How did the fact that the show was on the bubble at the time play into it?

We've been on the bubble for three years, so whether we behave well or act like assholes it doesn't seem to affect our bubble status, so we figured we might as well do the right thing. Honestly, trying to play the game hasn't served us very well either. And Julia is a committed union member herself -- her husband is a member of the Writers Guild, so it just felt bigger than us. It didn't feel like a good time to be self-serving.

What effect did that long break have on the plotting and approach to the writing of the show?

We certainly never appreciated work more than when we came back. We really felt how lucky we were to have our jobs. Creatively we were still on track, but when we came back, we got the phone call that they were cutting our order. We already knew what we were going to do -- we had an end-of-season arc and a lot of plans.
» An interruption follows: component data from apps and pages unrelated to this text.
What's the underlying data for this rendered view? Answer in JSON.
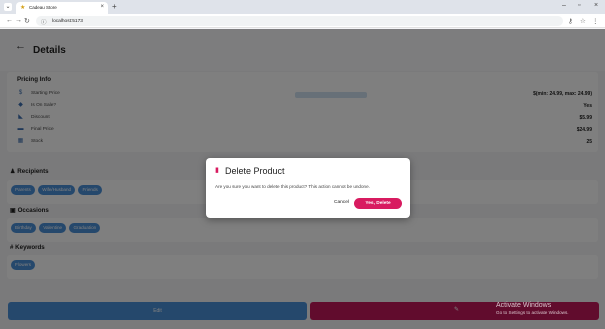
{
  "browser": {
    "tab_title": "Cadeau Store",
    "tab_list_icon": "chevron-down-icon",
    "new_tab_symbol": "+",
    "url": "localhost:5173",
    "window_controls": [
      "–",
      "▫",
      "×"
    ]
  },
  "header": {
    "back_symbol": "←",
    "title": "Details"
  },
  "pricing": {
    "title": "Pricing Info",
    "rows": [
      {
        "icon": "dollar-icon",
        "label": "Starting Price",
        "value": "$(min: 24.99, max: 24.99)"
      },
      {
        "icon": "tag-icon",
        "label": "Is On Sale?",
        "value": "Yes"
      },
      {
        "icon": "discount-icon",
        "label": "Discount",
        "value": "$5.99"
      },
      {
        "icon": "money-icon",
        "label": "Final Price",
        "value": "$24.99"
      },
      {
        "icon": "stock-icon",
        "label": "Stock",
        "value": "25"
      }
    ]
  },
  "recipients": {
    "title": "Recipients",
    "chips": [
      "Parents",
      "Wife/Husband",
      "Friends"
    ]
  },
  "occasions": {
    "title": "Occasions",
    "chips": [
      "Birthday",
      "Valentine",
      "Graduation"
    ]
  },
  "keywords": {
    "title": "Keywords",
    "chips": [
      "Flowers"
    ]
  },
  "actions": {
    "edit_label": "Edit"
  },
  "dialog": {
    "title": "Delete Product",
    "message": "Are you sure you want to delete this product? This action cannot be undone.",
    "cancel_label": "Cancel",
    "confirm_label": "Yes, Delete"
  },
  "watermark": {
    "title": "Activate Windows",
    "subtitle": "Go to Settings to activate Windows."
  },
  "colors": {
    "primary": "#4a90d9",
    "danger": "#d81b60"
  }
}
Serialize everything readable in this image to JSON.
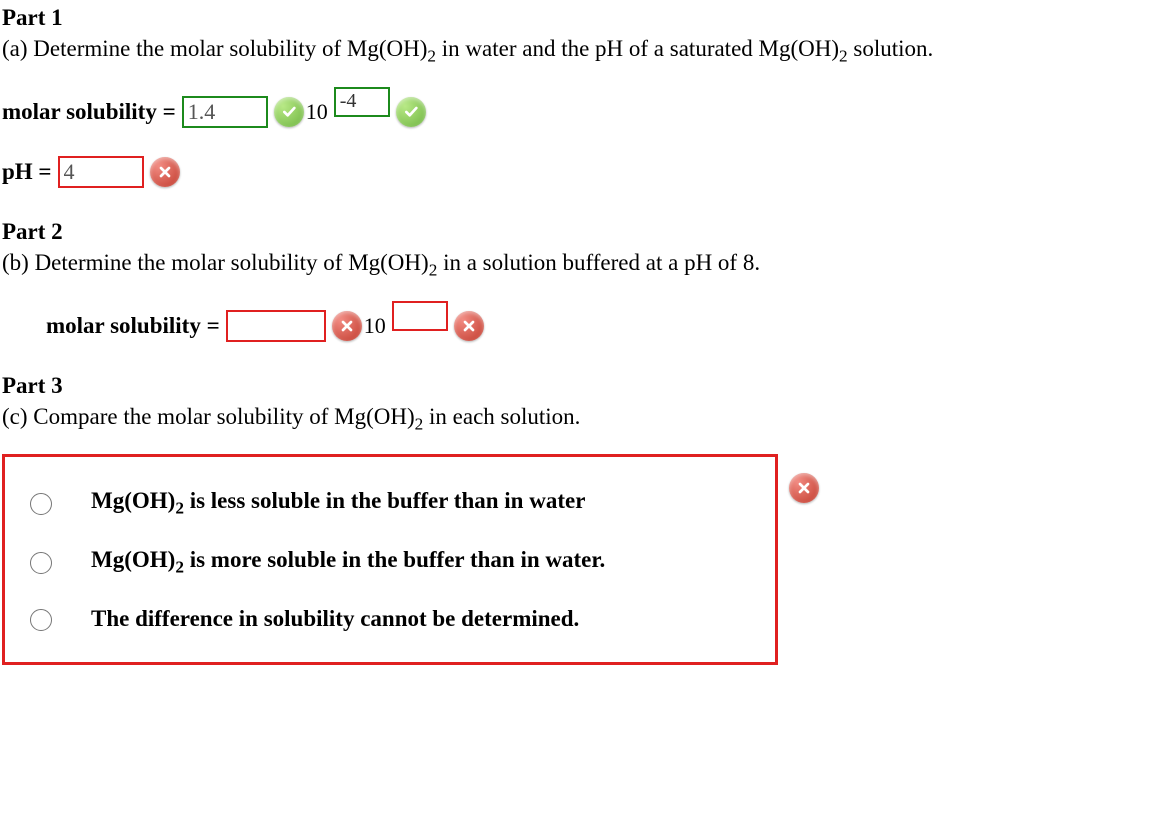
{
  "part1": {
    "header": "Part 1",
    "prompt_a": "(a) Determine the molar solubility of Mg(OH)",
    "sub2a": "2",
    "prompt_b": " in water and the pH of a saturated Mg(OH)",
    "sub2b": "2",
    "prompt_c": " solution.",
    "molar_label": "molar solubility = ",
    "molar_value": "1.4",
    "ten_label": "10",
    "exp_value": "-4",
    "ph_label": "pH = ",
    "ph_value": "4"
  },
  "part2": {
    "header": "Part 2",
    "prompt_a": "(b) Determine the molar solubility of Mg(OH)",
    "sub2": "2",
    "prompt_b": " in a solution buffered at a pH of 8.",
    "molar_label": "molar solubility = ",
    "molar_value": "",
    "ten_label": "10",
    "exp_value": ""
  },
  "part3": {
    "header": "Part 3",
    "prompt_a": "(c) Compare the molar solubility of Mg(OH)",
    "sub2": "2",
    "prompt_b": " in each solution.",
    "options": {
      "opt1_a": "Mg(OH)",
      "opt1_sub": "2",
      "opt1_b": " is less soluble in the buffer than in water",
      "opt2_a": "Mg(OH)",
      "opt2_sub": "2",
      "opt2_b": " is more soluble in the buffer than in water.",
      "opt3": "The difference in solubility cannot be determined."
    }
  }
}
That really pulled us up short. We came back and were excited about having a bunch of work to do, and then they said, “We're only going to need two from you.” So the season was an initially disappointing 13 episodes to a devastating 10 -- that's what it was.

On the more human side of things, it was our whole crew, not just the writers, who'd been out of work for months, thinking there were five more episodes to do and then learning that there were only two.

I know you were involved in picketing and the whole strike effort, but how did you spend that time as a writer? Did you put down the keyboard and take the reprieve, or did you use that time to tinker with other stuff to keep sharp?

I would have loved to have taken the time to tinker around with other stuff to keep sharp, but, I have to say, it was the most unproductive time I've ever had in my life. I really thought, “So I'll figure out that play that I've been wanting to write, or that movie,” but I did none of that. I picketed my four hours a day, and when that was over, I was done. It sounds silly, but it's true.

It was like my brain was on strike too. I don't know what happened. Looking back on it, it seems like such a perfect opportunity to do something, to figure out all next season, and I don't know why I couldn't do it. I'm usually not so stuck, but my entire thing was stuck on that strike. I got nothing done.

It does make sense.

I had that conversation with a lot of people who, despite wanting to, didn't write a word on strike -- not on principle, but just because they couldn't. It was a strange, exhausting thing.

So what you're saying is that writers strikes are not conducive to writing?

Right, exactly. It all was left out on the pavement in front of Warner Bros.